DIRECTIONS FOR THIS TASK: Search the records for the string "Count", and show each line where it appears.

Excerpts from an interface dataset

# # # # #

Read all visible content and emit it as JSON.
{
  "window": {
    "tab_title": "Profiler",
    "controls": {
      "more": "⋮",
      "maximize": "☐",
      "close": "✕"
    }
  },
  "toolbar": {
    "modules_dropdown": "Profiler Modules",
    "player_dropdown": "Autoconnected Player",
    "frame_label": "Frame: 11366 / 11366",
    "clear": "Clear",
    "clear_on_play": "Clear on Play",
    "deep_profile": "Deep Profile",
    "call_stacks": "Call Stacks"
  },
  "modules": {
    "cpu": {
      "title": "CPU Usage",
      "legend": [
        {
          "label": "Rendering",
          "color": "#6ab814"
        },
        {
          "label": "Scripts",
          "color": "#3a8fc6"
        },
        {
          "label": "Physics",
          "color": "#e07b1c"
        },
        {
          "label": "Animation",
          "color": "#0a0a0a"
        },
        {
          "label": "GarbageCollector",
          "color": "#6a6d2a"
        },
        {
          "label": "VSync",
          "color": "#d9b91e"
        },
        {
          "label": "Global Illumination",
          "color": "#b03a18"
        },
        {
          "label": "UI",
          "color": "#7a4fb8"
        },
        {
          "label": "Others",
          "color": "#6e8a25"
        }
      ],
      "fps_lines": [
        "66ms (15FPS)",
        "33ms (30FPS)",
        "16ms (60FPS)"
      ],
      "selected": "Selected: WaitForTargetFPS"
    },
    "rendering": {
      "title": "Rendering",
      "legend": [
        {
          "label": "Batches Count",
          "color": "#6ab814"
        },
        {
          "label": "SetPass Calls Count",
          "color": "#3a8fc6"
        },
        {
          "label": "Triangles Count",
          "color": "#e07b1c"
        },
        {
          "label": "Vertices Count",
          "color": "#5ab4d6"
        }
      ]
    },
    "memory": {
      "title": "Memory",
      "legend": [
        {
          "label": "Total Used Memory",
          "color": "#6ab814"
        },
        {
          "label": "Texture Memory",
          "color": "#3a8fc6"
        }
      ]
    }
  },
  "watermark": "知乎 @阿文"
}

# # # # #

THE ANSWER:
          "label": "Batches Count",
          "label": "SetPass Calls Count",
          "label": "Triangles Count",
          "label": "Vertices Count",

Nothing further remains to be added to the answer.